Burning To Death!
Another way to eliminate bamboo shoots is to burn them to death. But this method will also kill other plants sharing the area with the bamboo. To do this method, during the hottest part of summer cut down the bamboo shoots to a few inches above the ground. Then spread generous amounts of ammonium nitrate fertilizer over the entire area where the bamboo is growing. You want the fertilizer to just about cover the ground. Then cover the entire area with transparent plastic film, using rocks or something heavy around the edges and towards the interior to hold the film down. After a few days, the bamboo shoots will be cooked from too much heat, the high-power nitrogen fertilizer, and a lack of oxygen. After a few weeks, when it appears all the bamboo shoots are dead, you can remove the plastic film. It would still be a good idea to dig up the dead bamboo shoots just in case there are some remaining live rhizomes that could shoot up new growth. Or, if shoots pop up cut and paint them with the glyphosate herbicide as mentioned above.
If your neighbor has bamboo that is spreading to your property you can dig a 30 inch deep ditch and insert a 30 inch tall metal or hard plastic sheeting as a barrier to prevent further spreading.
What I Would Do
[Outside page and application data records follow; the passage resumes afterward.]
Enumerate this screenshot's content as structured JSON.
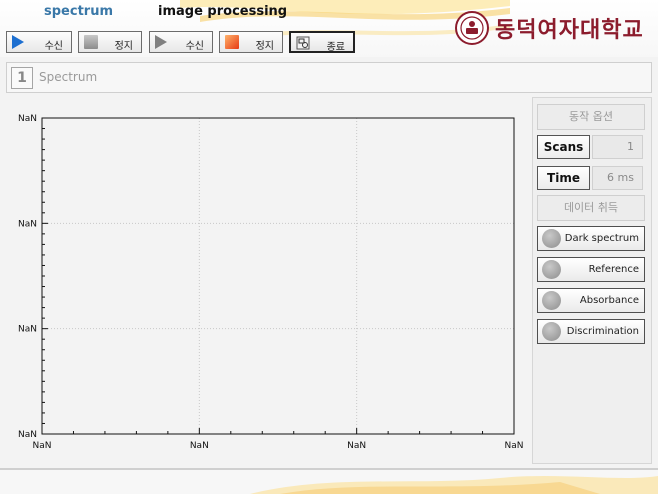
{
  "header": {
    "tabs": [
      {
        "label": "spectrum",
        "color": "#3a78a8"
      },
      {
        "label": "image processing",
        "color": "#111111"
      }
    ],
    "toolbar": [
      {
        "icon": "play-icon",
        "label": "수신"
      },
      {
        "icon": "stop-icon",
        "label": "정지"
      },
      {
        "icon": "play-icon",
        "label": "수신"
      },
      {
        "icon": "stop-icon",
        "label": "정지"
      },
      {
        "icon": "exit-icon",
        "label": "종료"
      }
    ],
    "logo_text": "동덕여자대학교",
    "logo_color": "#8c1c2d"
  },
  "section": {
    "number": "1",
    "title": "Spectrum"
  },
  "chart_data": {
    "type": "line",
    "series": [],
    "x_tick_labels": [
      "NaN",
      "NaN",
      "NaN",
      "NaN"
    ],
    "y_tick_labels": [
      "NaN",
      "NaN",
      "NaN",
      "NaN"
    ],
    "grid": true,
    "grid_style": "dotted"
  },
  "panel": {
    "options_label": "동작 옵션",
    "scans_label": "Scans",
    "scans_value": "1",
    "time_label": "Time",
    "time_value": "6 ms",
    "data_label": "데이터 취득",
    "actions": [
      {
        "label": "Dark spectrum"
      },
      {
        "label": "Reference"
      },
      {
        "label": "Absorbance"
      },
      {
        "label": "Discrimination"
      }
    ]
  }
}
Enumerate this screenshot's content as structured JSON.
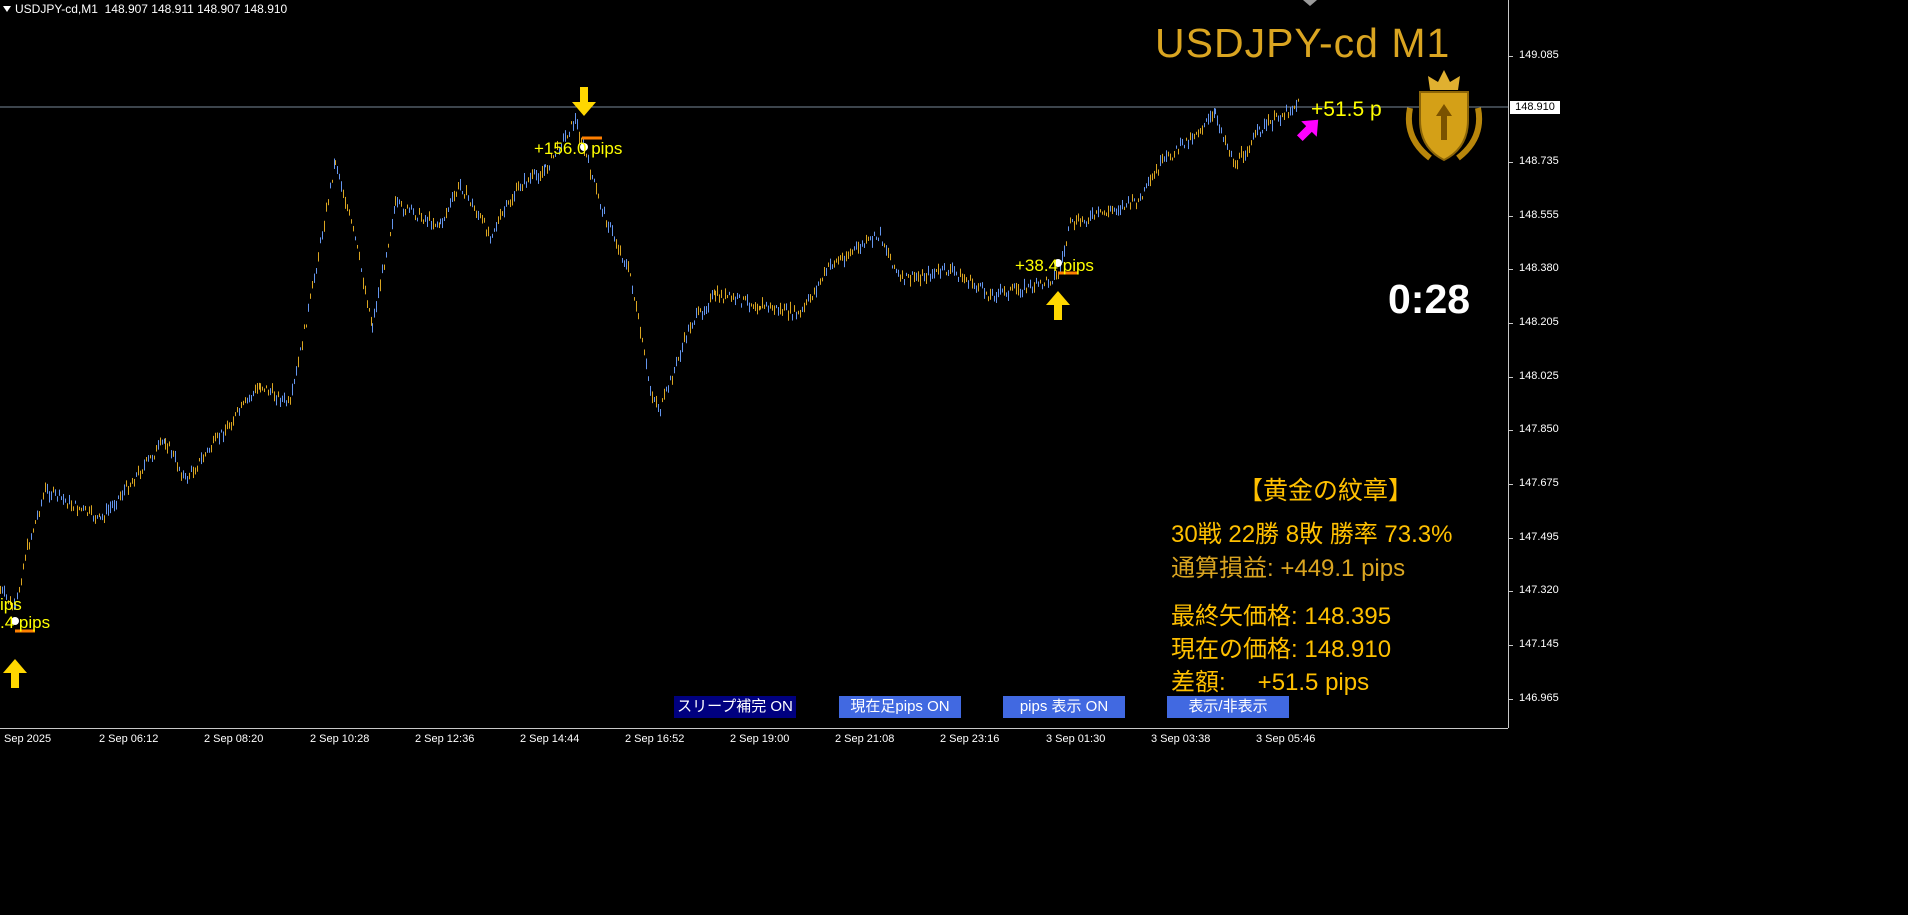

If it were me, I'd try the herbicide method first. You might have a year long or more battle on your hands but, if you stay persistent, you can win. Then, if the herbicide method was unsuccessful, I'd try the cooking method. But, remember, the cooking method will kill desirable plants as well. As a last resort, I'd hire a contractor who specializes in and guarantees eradication of invasive plants.